§ **What the task requires**: Would you copy all lines in the data that contain the word "certificado"?

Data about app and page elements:
* * * * * * * * *

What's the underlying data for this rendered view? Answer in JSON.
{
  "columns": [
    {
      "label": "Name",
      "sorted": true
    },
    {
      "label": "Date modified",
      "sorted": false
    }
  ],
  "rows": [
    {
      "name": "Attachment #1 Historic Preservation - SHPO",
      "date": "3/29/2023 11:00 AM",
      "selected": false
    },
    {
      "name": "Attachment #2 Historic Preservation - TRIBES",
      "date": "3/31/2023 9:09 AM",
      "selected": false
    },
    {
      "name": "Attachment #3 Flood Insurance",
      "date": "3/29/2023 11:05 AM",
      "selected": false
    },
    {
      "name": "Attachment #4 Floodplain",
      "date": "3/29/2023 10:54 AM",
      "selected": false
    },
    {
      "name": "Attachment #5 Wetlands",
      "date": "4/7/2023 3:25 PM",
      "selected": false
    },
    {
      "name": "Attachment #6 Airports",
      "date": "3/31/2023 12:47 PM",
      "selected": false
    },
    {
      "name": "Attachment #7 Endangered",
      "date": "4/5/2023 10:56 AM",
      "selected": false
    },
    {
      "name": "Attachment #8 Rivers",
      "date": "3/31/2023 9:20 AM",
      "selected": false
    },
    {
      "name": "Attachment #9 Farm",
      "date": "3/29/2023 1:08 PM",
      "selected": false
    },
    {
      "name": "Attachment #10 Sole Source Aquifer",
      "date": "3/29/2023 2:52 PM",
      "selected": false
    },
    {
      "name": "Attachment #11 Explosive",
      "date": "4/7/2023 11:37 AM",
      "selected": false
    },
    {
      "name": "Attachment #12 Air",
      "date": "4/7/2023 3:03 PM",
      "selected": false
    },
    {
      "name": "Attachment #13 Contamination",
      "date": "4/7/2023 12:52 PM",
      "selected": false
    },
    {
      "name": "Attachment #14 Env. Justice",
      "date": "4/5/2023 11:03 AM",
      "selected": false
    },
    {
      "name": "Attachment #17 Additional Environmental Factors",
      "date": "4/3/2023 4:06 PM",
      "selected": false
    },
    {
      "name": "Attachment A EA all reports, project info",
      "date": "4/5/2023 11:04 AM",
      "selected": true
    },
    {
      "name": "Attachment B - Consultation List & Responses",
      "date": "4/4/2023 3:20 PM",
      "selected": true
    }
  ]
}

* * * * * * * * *

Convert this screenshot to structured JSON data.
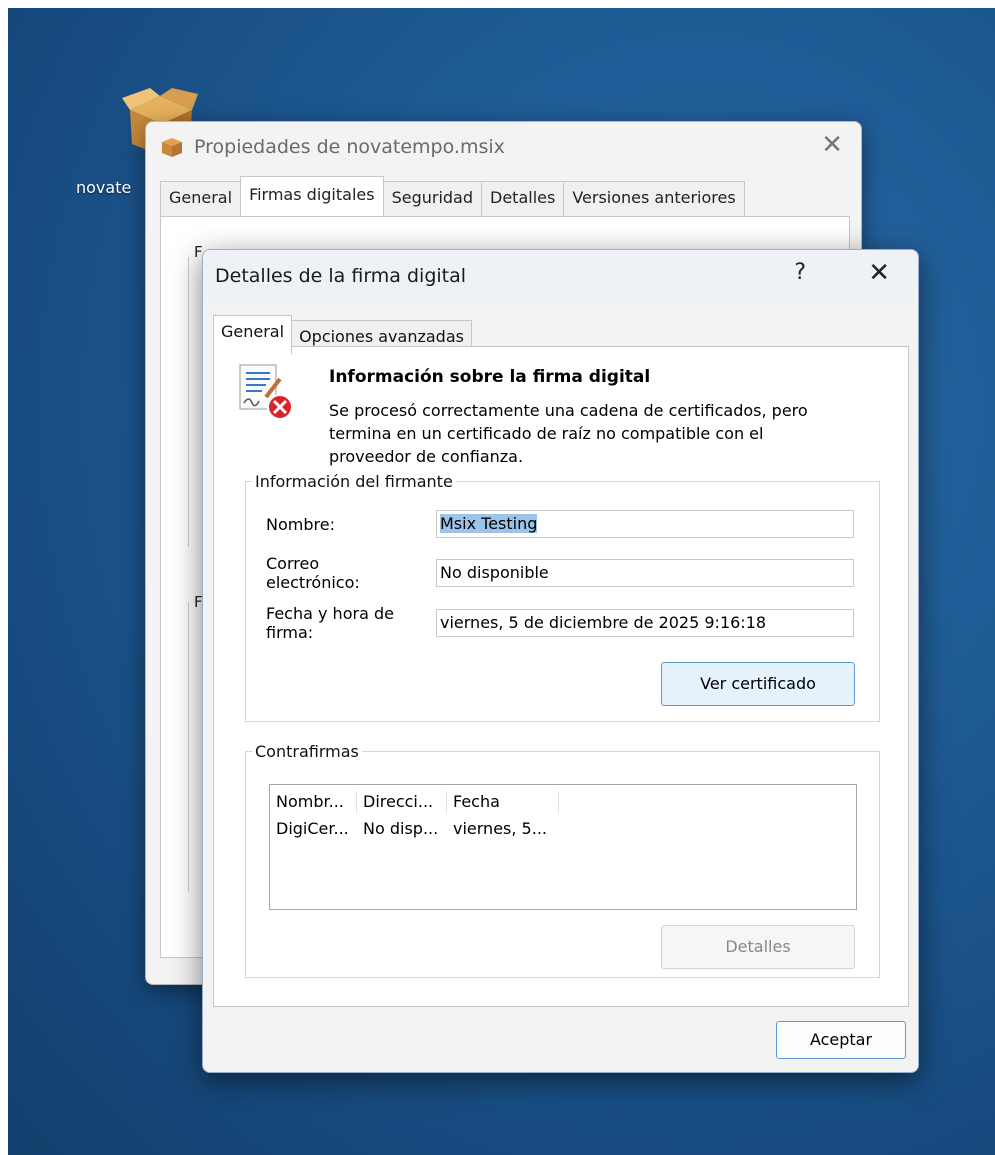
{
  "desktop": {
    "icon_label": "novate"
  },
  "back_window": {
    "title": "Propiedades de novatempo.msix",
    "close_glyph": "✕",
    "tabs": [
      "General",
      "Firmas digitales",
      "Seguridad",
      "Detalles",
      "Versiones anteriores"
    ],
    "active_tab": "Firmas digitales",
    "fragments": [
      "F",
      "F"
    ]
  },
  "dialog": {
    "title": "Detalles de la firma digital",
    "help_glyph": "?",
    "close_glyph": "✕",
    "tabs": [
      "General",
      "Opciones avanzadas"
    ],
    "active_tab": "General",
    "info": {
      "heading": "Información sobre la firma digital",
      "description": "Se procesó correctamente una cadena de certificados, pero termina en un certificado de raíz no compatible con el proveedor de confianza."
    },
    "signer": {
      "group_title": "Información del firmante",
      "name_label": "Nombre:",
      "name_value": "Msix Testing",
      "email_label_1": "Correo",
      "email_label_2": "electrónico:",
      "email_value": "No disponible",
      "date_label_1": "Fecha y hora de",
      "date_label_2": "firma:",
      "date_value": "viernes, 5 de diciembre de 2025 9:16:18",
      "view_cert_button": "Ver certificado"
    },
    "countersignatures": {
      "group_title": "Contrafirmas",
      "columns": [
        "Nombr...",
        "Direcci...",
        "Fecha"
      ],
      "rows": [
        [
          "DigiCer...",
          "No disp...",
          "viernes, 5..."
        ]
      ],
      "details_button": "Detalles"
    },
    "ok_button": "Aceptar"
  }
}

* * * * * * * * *

§ **Output for this task**:
      "description": "Se procesó correctamente una cadena de certificados, pero termina en un certificado de raíz no compatible con el proveedor de confianza."
      "view_cert_button": "Ver certificado"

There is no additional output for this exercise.